What you need to do:
Every line of the listing below is to be duplicated exactly, with the pictures left out.

○ ○ ○

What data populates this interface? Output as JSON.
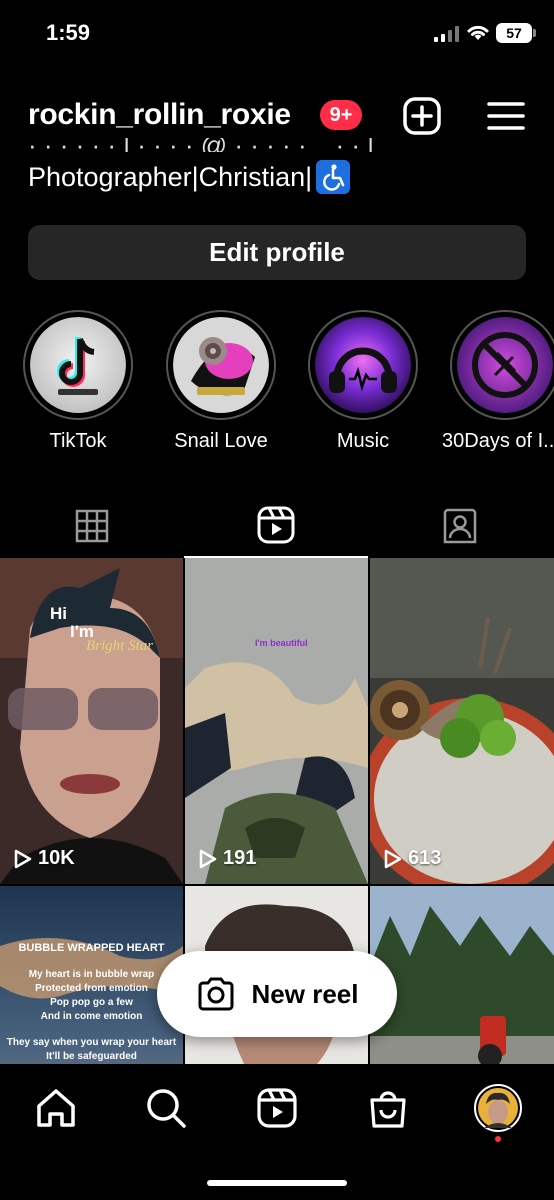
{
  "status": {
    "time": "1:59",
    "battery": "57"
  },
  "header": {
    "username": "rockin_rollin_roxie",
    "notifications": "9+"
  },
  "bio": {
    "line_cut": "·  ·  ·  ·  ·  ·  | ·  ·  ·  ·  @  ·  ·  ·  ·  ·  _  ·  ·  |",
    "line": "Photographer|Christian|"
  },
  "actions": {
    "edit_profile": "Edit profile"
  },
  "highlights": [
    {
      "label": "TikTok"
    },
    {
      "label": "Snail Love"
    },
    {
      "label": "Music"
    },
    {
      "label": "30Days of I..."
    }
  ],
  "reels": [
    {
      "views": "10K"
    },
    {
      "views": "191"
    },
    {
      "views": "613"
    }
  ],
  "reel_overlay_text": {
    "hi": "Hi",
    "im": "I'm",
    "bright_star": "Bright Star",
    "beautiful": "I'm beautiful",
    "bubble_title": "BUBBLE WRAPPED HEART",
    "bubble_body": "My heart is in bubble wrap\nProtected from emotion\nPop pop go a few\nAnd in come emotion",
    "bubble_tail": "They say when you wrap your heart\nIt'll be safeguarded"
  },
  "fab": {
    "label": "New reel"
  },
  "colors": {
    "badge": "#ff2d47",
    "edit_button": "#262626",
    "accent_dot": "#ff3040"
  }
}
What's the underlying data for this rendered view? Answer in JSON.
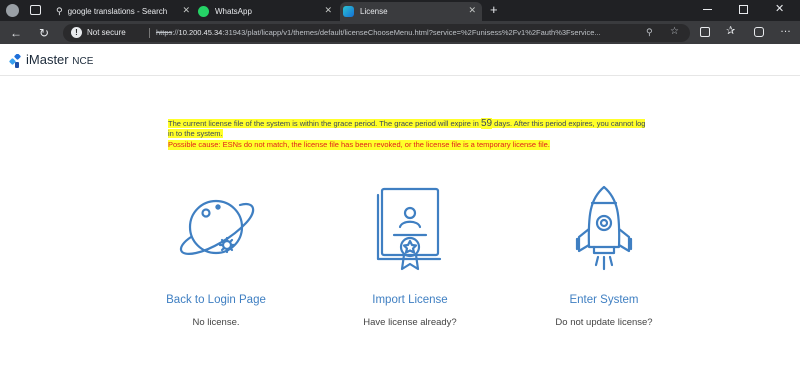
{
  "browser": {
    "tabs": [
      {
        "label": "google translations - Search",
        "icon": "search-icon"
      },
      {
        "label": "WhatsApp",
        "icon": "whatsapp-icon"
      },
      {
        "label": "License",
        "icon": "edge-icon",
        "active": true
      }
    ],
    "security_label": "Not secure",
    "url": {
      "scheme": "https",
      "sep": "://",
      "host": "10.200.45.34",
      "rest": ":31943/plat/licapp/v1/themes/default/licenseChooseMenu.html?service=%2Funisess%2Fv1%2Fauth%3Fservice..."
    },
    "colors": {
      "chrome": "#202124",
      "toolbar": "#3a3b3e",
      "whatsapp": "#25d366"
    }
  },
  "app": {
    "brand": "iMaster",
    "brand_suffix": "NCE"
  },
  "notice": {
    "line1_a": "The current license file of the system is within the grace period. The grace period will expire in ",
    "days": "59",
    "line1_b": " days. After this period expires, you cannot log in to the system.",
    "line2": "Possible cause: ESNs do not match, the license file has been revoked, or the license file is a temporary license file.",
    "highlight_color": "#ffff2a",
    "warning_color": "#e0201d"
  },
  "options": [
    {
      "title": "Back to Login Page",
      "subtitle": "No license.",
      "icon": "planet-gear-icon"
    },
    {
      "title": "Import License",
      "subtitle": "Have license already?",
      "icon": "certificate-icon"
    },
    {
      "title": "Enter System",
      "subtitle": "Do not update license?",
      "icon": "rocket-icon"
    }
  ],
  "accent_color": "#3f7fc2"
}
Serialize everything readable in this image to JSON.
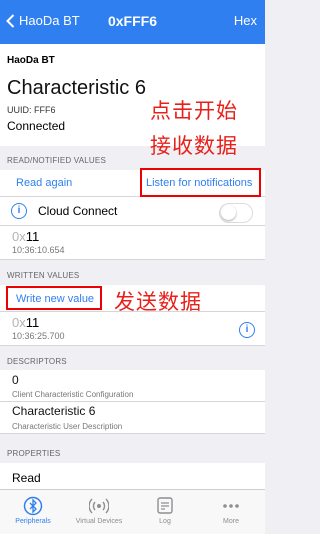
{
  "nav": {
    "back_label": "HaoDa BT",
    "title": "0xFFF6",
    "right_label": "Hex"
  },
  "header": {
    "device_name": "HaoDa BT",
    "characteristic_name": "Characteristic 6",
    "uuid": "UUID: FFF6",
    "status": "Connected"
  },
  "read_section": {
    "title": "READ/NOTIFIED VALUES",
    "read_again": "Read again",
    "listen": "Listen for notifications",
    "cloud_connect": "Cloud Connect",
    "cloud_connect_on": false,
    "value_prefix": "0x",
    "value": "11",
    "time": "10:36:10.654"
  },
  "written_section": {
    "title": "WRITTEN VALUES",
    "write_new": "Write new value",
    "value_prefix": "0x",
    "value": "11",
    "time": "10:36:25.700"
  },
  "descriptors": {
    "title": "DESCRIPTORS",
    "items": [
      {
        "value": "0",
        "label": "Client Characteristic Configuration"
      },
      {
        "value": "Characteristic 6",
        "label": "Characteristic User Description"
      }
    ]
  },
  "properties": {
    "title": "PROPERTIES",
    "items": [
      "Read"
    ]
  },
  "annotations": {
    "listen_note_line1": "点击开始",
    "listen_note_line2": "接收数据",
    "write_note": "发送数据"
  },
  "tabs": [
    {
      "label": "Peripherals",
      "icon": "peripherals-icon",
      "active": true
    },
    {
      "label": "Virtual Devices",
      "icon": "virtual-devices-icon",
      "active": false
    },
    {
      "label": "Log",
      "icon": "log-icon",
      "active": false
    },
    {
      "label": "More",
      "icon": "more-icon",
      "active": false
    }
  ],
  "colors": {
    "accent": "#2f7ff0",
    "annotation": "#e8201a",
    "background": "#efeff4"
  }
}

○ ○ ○

Response:
What data populates this interface? Output as JSON.
{
  "status": {
    "time": "1:59",
    "battery": "57"
  },
  "header": {
    "username": "rockin_rollin_roxie",
    "notifications": "9+"
  },
  "bio": {
    "line_cut": "·  ·  ·  ·  ·  ·  | ·  ·  ·  ·  @  ·  ·  ·  ·  ·  _  ·  ·  |",
    "line": "Photographer|Christian|"
  },
  "actions": {
    "edit_profile": "Edit profile"
  },
  "highlights": [
    {
      "label": "TikTok"
    },
    {
      "label": "Snail Love"
    },
    {
      "label": "Music"
    },
    {
      "label": "30Days of I..."
    }
  ],
  "reels": [
    {
      "views": "10K"
    },
    {
      "views": "191"
    },
    {
      "views": "613"
    }
  ],
  "reel_overlay_text": {
    "hi": "Hi",
    "im": "I'm",
    "bright_star": "Bright Star",
    "beautiful": "I'm beautiful",
    "bubble_title": "BUBBLE WRAPPED HEART",
    "bubble_body": "My heart is in bubble wrap\nProtected from emotion\nPop pop go a few\nAnd in come emotion",
    "bubble_tail": "They say when you wrap your heart\nIt'll be safeguarded"
  },
  "fab": {
    "label": "New reel"
  },
  "colors": {
    "badge": "#ff2d47",
    "edit_button": "#262626",
    "accent_dot": "#ff3040"
  }
}
What's the underlying data for this rendered view? Answer in JSON.
{
  "browser": {
    "tabs": [
      {
        "label": "google translations - Search",
        "icon": "search-icon"
      },
      {
        "label": "WhatsApp",
        "icon": "whatsapp-icon"
      },
      {
        "label": "License",
        "icon": "edge-icon",
        "active": true
      }
    ],
    "security_label": "Not secure",
    "url": {
      "scheme": "https",
      "sep": "://",
      "host": "10.200.45.34",
      "rest": ":31943/plat/licapp/v1/themes/default/licenseChooseMenu.html?service=%2Funisess%2Fv1%2Fauth%3Fservice..."
    },
    "colors": {
      "chrome": "#202124",
      "toolbar": "#3a3b3e",
      "whatsapp": "#25d366"
    }
  },
  "app": {
    "brand": "iMaster",
    "brand_suffix": "NCE"
  },
  "notice": {
    "line1_a": "The current license file of the system is within the grace period. The grace period will expire in ",
    "days": "59",
    "line1_b": " days. After this period expires, you cannot log in to the system.",
    "line2": "Possible cause: ESNs do not match, the license file has been revoked, or the license file is a temporary license file.",
    "highlight_color": "#ffff2a",
    "warning_color": "#e0201d"
  },
  "options": [
    {
      "title": "Back to Login Page",
      "subtitle": "No license.",
      "icon": "planet-gear-icon"
    },
    {
      "title": "Import License",
      "subtitle": "Have license already?",
      "icon": "certificate-icon"
    },
    {
      "title": "Enter System",
      "subtitle": "Do not update license?",
      "icon": "rocket-icon"
    }
  ],
  "accent_color": "#3f7fc2"
}
Serialize everything readable in this image to JSON.
{
  "nav": {
    "back_label": "HaoDa BT",
    "title": "0xFFF6",
    "right_label": "Hex"
  },
  "header": {
    "device_name": "HaoDa BT",
    "characteristic_name": "Characteristic 6",
    "uuid": "UUID: FFF6",
    "status": "Connected"
  },
  "read_section": {
    "title": "READ/NOTIFIED VALUES",
    "read_again": "Read again",
    "listen": "Listen for notifications",
    "cloud_connect": "Cloud Connect",
    "cloud_connect_on": false,
    "value_prefix": "0x",
    "value": "11",
    "time": "10:36:10.654"
  },
  "written_section": {
    "title": "WRITTEN VALUES",
    "write_new": "Write new value",
    "value_prefix": "0x",
    "value": "11",
    "time": "10:36:25.700"
  },
  "descriptors": {
    "title": "DESCRIPTORS",
    "items": [
      {
        "value": "0",
        "label": "Client Characteristic Configuration"
      },
      {
        "value": "Characteristic 6",
        "label": "Characteristic User Description"
      }
    ]
  },
  "properties": {
    "title": "PROPERTIES",
    "items": [
      "Read"
    ]
  },
  "annotations": {
    "listen_note_line1": "点击开始",
    "listen_note_line2": "接收数据",
    "write_note": "发送数据"
  },
  "tabs": [
    {
      "label": "Peripherals",
      "icon": "peripherals-icon",
      "active": true
    },
    {
      "label": "Virtual Devices",
      "icon": "virtual-devices-icon",
      "active": false
    },
    {
      "label": "Log",
      "icon": "log-icon",
      "active": false
    },
    {
      "label": "More",
      "icon": "more-icon",
      "active": false
    }
  ],
  "colors": {
    "accent": "#2f7ff0",
    "annotation": "#e8201a",
    "background": "#efeff4"
  }
}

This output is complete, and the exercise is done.